The outdoor garden portion of this complex displays 62 of sculptor Charles Umlauf's works in bronze and cast-stone. The museum, constructed in 1991, contains more than 200 additional pieces. The sculptor also worked in wood, marble, and terra cotta during his career and chose as his subject matter mythology, animals, religion, the human figure, and domestic groupings.
Offering a plethora of cultural programs and art exhibitions showcasing the work of Latino and Mexican artists, this downtown museum has become a vital part of the community. In the museum's main gallery, traveling exhibitions and shows curated in-house are both on display, and the back gallery features works by emerging artists not previously shown in Austin. Past exhibitions have included a celebration of El Día de los Muertos and a show of textile works from Oaxaca.
The Blanton ranks as the nation's largest university art museum, and its outstanding permanent collection – the largest in Central Texas – is comprised of more than 17,000 pieces, from priceless antiquities to more modern works. Strong holdings of American, Latin American, and European art, along with prints and drawings, comprise the backbone of the collection, which is also bolstered by new acquisitions of contemporary works.

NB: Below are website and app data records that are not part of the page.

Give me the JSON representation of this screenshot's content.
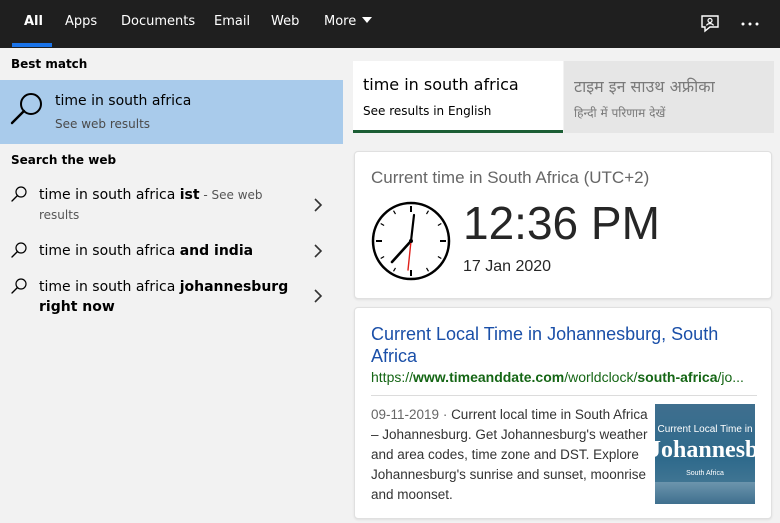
{
  "tabs": [
    {
      "label": "All"
    },
    {
      "label": "Apps"
    },
    {
      "label": "Documents"
    },
    {
      "label": "Email"
    },
    {
      "label": "Web"
    },
    {
      "label": "More"
    }
  ],
  "top_icons": [
    "feedback-icon",
    "more-options-icon"
  ],
  "left": {
    "best_match_heading": "Best match",
    "best_match": {
      "title": "time in south africa",
      "subtitle": "See web results",
      "icon": "search-icon"
    },
    "search_web_heading": "Search the web",
    "suggestions": [
      {
        "prefix": "time in south africa ",
        "bold": "ist",
        "suffix": " - See web results"
      },
      {
        "prefix": "time in south africa ",
        "bold": "and india",
        "suffix": ""
      },
      {
        "prefix": "time in south africa ",
        "bold": "johannesburg right now",
        "suffix": ""
      }
    ]
  },
  "right": {
    "language_tabs": [
      {
        "title": "time in south africa",
        "subtitle": "See results in English"
      },
      {
        "title": "टाइम इन साउथ अफ्रीका",
        "subtitle": "हिन्दी में परिणाम देखें"
      }
    ],
    "time_card": {
      "heading": "Current time in South Africa (UTC+2)",
      "time": "12:36 PM",
      "date": "17 Jan 2020"
    },
    "web_result": {
      "title": "Current Local Time in Johannesburg, South Africa",
      "url_prefix": "https://",
      "url_bold1": "www.timeanddate.com",
      "url_mid": "/worldclock/",
      "url_bold2": "south-africa",
      "url_suffix": "/jo...",
      "date": "09-11-2019",
      "separator": " · ",
      "description": "Current local time in South Africa – Johannesburg. Get Johannesburg's weather and area codes, time zone and DST. Explore Johannesburg's sunrise and sunset, moonrise and moonset.",
      "thumbnail": {
        "line1": "Current Local Time in",
        "line2": "Johannesburg",
        "line3": "South Africa"
      }
    }
  },
  "colors": {
    "accent": "#1a73e8",
    "selected": "#a9cbeb",
    "link": "#1a4fa8",
    "url": "#156615",
    "topbar": "#1f1f1f"
  }
}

Housed in a Mediterranean-style villa built in 1916 and surrounded by lush gardens, this branch of AMOA features art by diverse 20th-century artists from Austin and around the world. Among its permanent holdings are works by Robert Rauschenberg, Chuck Close, and Ed Ruscha. Past exhibits have included the presence of modernism in Texas art (traditionally a stronghold of naturalism), the art of Dr. Seuss, and the photography of Annie Leibovitz. The museum also has a downtown branch.
This museum is housed in Ney's beautiful studio, a picturesque, castle-like stone structure. The famous sculptor, a charismatic woman devoted to the transformative effects of art and beauty, fashioned the likenesses of European kings and philosphers along with those of notable Texas frontiersmen. Today, fifty portrait busts and full-figure statues are on display.
The Bob Bullock Texas State History Museum is one of the most visited museums in Austin, TX. Located in the heart of downtown, this educational outlet features three floors full of interactive exhibits detailing the state's history through objects, media programs and recreated environments. Founded as a non-collecting institution, the museum's permanent collection and seasonal displays truly bring the "Story of Texas" to life. The facility also houses the only IMAX theatre in Austin.